There are many things you can point to as legitimate reasons why the Cincinnati Reds languish in last place in the National League Central for what seems like the umpteenth year in a row. Poor play on the road, the inability to win close games, and a largely stagnant offense have plagued them all season, for instance. But while the trend of moves the team emphasized over their busy winter seemed to de-prioritize one particular aspect of the roster - defense - so far that’s hardly been a problem, at least relatively speaking.

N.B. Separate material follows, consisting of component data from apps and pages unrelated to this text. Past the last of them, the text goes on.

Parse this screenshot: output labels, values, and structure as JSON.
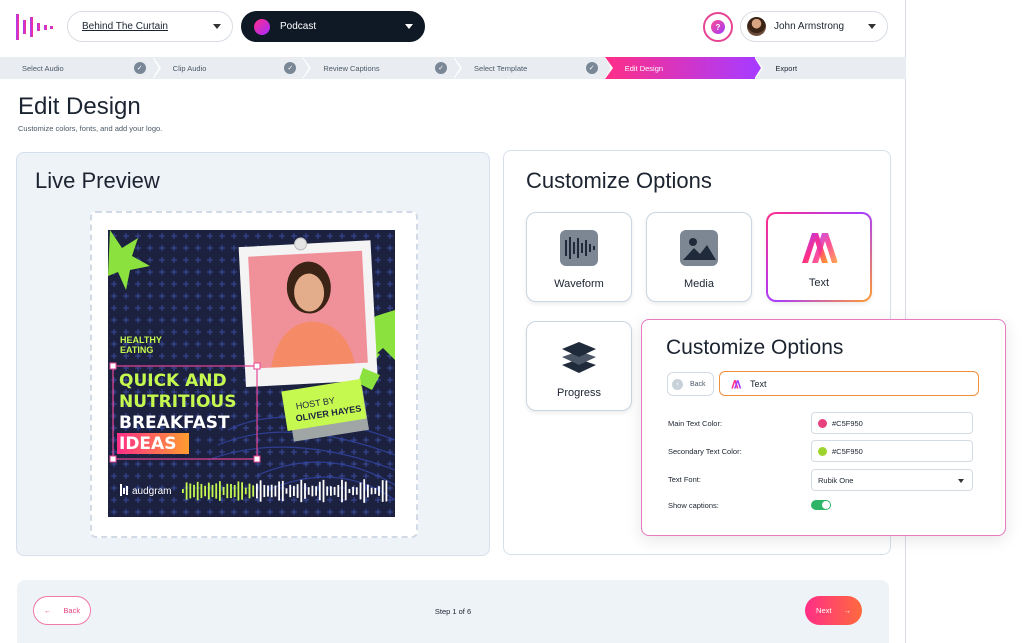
{
  "header": {
    "project": "Behind The Curtain",
    "type": "Podcast",
    "help": "?",
    "user": "John Armstrong"
  },
  "steps": [
    {
      "label": "Select Audio",
      "done": true
    },
    {
      "label": "Clip Audio",
      "done": true
    },
    {
      "label": "Review Captions",
      "done": true
    },
    {
      "label": "Select Template",
      "done": true
    },
    {
      "label": "Edit Design",
      "active": true
    },
    {
      "label": "Export"
    }
  ],
  "page": {
    "title": "Edit Design",
    "subtitle": "Customize colors, fonts, and add your logo."
  },
  "preview": {
    "title": "Live Preview",
    "art": {
      "tag1": "HEALTHY",
      "tag2": "EATING",
      "line1": "QUICK AND",
      "line2": "NUTRITIOUS",
      "line3": "BREAKFAST",
      "line4": "IDEAS",
      "host1": "HOST BY",
      "host2": "OLIVER HAYES",
      "brand": "audgram"
    }
  },
  "options": {
    "title": "Customize Options",
    "items": [
      {
        "label": "Waveform"
      },
      {
        "label": "Media"
      },
      {
        "label": "Text"
      },
      {
        "label": "Progress"
      }
    ]
  },
  "popup": {
    "title": "Customize Options",
    "back": "Back",
    "field": "Text",
    "main_label": "Main Text Color:",
    "main_value": "#C5F950",
    "secondary_label": "Secondary Text Color:",
    "secondary_value": "#C5F950",
    "font_label": "Text Font:",
    "font_value": "Rubik One",
    "captions_label": "Show captions:"
  },
  "footer": {
    "back": "Back",
    "step": "Step 1 of 6",
    "next": "Next"
  },
  "colors": {
    "accent": "#ff2e87",
    "lime": "#c5f950",
    "dark": "#0f1926"
  }
}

Defensive metrics have long been flawed in many ways, something that become obvious when they blatantly disagree on one single individual’s performance. That said, at least one measure from FanGraphs rates the Reds team defense as the 7th best in all of baseball this season, even after jettisoning their single most dynamic defender over the winter (Billy Hamilton) and replacing him with a career 3B (Nick Senzel). More specific metrics like UZR, UZR/150, and the likes aren’t quite as high on the team’s defense, but all still rate the Reds no worse than the middle of the pack. And if errors are still your thing, it’s hard to ignore that the Reds have committed the fourth fewest all season, which leaves only the team’s persistent shifting as the go-to target for armchair managers to critique so far.
Part of the reason why so many of us are intrigued by the work done by MLB.com’s Statcast research crew is because they’ve begun to use the advanced technology now available to them to begin to revamp many of these defensive metrics, measuring so much more of what goes on in the field of play around batted balls than simply whether an out was recorded. One new such metric was just released: jump, an attempt to measure the initial reaction outfielders have when the ball first comes off the bat, as detailed by MLB.com’s Mike Petriello. It certainly makes sense to try to quantify that, seeing as the three obvious component of an outfielder making a catch on a ball hit in their vicinity would seem to be reaction time, sprint speed, and the ability to actually catch the ball in a glove before it hits the ground.
The thing is, the initial numbers sure as heck don’t seem too high on the reactions of the Reds everyday outfielders. Senzel, as you would expect from the CF, ranks as the best of the bunch on the initial leaderboard of feet covered vs. average (+0.3), but still only checks in as the 32nd overall OF among the 102 with enough chances to qualify. Flanking him are Yasiel Puig (69th, -1.4) and Jesse Winker (100th, -3.8), with Winker worsted only by Detroit’s Christin Steward and Pittsburgh glacier Melky Cabrera.
Since this is purely and outfield metric at this juncture, that does tend to jive with more of the specific looks at the overall Cincinnati team defense. For one, Jose Iglesias is clearly the team’s best overall defender, but he’s an infielder by trade. Focusing purely on team OF defense, FanGraphs seems to concur with what Statcast’s Jump research indicates, as the Reds team OF UZR/150 ranks 25th among the 30 MLB teams, while their range checks in at 26th overall.
Perhaps that’s precisely why the Reds employ shifts as often as they do. Giving their weakest defenders the most likely advantage sure seems to be a valuable thing to use as a hedge if it’s obvious that their overall defensive abilities are not their respective strengths. Factor that in with the career reputations of the players the Reds have used in the OF this year - each of Matt Kemp (gross), Jesse Winker, Yasiel Puig, Derek Dietrich, and Phil Ervin rank as net negative defenders per FanGraphs DRS in their careers while Senzel had never even played OF professionally - this data does seem to reinforce the idea that the overall scheme of team defense has been prioritized more so than simply the talents of the individuals with their gloves.